Walking analysis

Participants : Claire Dune, Ting Wang, Jean-Pierre Merlet [correspondant] .

In the period 2009-2013 we have conducted in collaboration with Nice hospital a large experiment involving 54 subjects (30 elderly and 24 young adults) for determining walking pattern of elderly people using our instrumented walker ANG-light . We have started the processing of this large amount of data we some interesting results [25] :

  • a classical walking test is the 10 meter walking test: the subject is asked to perform a 10m straight line trajectory and the result is the total time. Such test may have large consequences as it is used to determine the autonomy level and the resulting financial aid. Our test has surprisingly shown that when using a walker elderly people are usually faster that young adults

  • on the other hand the maximal deviation with respect to the desired trajectory is much smaller for young adults than for elderly one. Furthermore few elderly have the same deviation and it may be considered as a signature of the walking pattern that is worth measuring

Our objective is now to analyze the maneuvers (half-turn and round-about) and to compare/complement the data with the one obtained with a Kinect. A long term objective is also to implement a model of a human walking with a walker and to use this model for an inverse calculation: measuring walking patterns indicators with the walker and calculating these indicators when not using the walker.

Experimental calibration of a high-accuracy space telescope

Participants : Thibault Gayral, David Daney, Jean-Pierre Merlet.

A collaborative work began in October 2010 with Thales Alenia Space on the calibration of the mechanical structure of a space telescope. Its architecture is based on a parallel manipulator (type active wrist 6-PUS) used to correct the relative position of two mirrors. The aim is to reach a micrometer accuracy in order to obtain a suitable quality of the images provided by the telescope. Thus, a complete model of the space telescope needs to be developed and validated through calibration.

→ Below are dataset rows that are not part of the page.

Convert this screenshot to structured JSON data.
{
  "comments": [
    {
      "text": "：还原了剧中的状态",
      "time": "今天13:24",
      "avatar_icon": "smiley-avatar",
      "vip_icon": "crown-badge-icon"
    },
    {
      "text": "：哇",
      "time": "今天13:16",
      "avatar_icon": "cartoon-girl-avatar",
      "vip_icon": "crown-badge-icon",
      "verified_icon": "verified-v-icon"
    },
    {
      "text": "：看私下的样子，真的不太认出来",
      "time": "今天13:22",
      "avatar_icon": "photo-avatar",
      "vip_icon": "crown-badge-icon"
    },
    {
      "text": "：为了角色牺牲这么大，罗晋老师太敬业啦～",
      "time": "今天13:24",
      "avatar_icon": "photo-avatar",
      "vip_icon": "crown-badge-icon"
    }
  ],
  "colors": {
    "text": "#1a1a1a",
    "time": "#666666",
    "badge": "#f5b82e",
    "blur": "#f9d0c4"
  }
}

Since high velocity is not required in such an application, the dynamic effects can be neglected and only geometric and/or static calibration has to be considered.

For the geometric models, measurements for calibration were performed in a clean room under controlled pressure, temperature and humidity conditions to minimize the influence of the non-geometric errors. Thus, two possible static inaccuracy sources were identified and modeled: one from the deformation of the mobile platform and the other resulting from the behavior of the flexure joints. Three incremental models of the flexure joints were developed and compared: a spherical joint model, a model issued from the beam theory and a stiffness model. Results of calibration using an accurate measurement system of photogrammetry showed that the flexure joints can be modeled by perfect spherical joints due to the small workspace of the telescope. Concerning the mobile platform deformation, two models were developed. With those models, a positioning accuracy of some micrometers was finally reached after calibration with only position and orientation measurements of the mobile platform.

Then, opto-mechanical models were developed considering experimental measurements by imaging on the prototype of the space telescope. The optical defects were analyzed considering Zernike polynomials. The aim of optical calibration was to minimize the coefficients of the Zernike polynomials in order to improve the optical properties of the space telescope. Results of calibration were studied in order to perform a proper choice of the opto-mechanical models. Finally, the optical quality was improved after calibration. This validates the fact that the telescope can be calibrated directly in space, after its deployment, with only the provided information. A second campaign of measurements by imaging was programmed to finely adjust the opto-mechanical model parameters.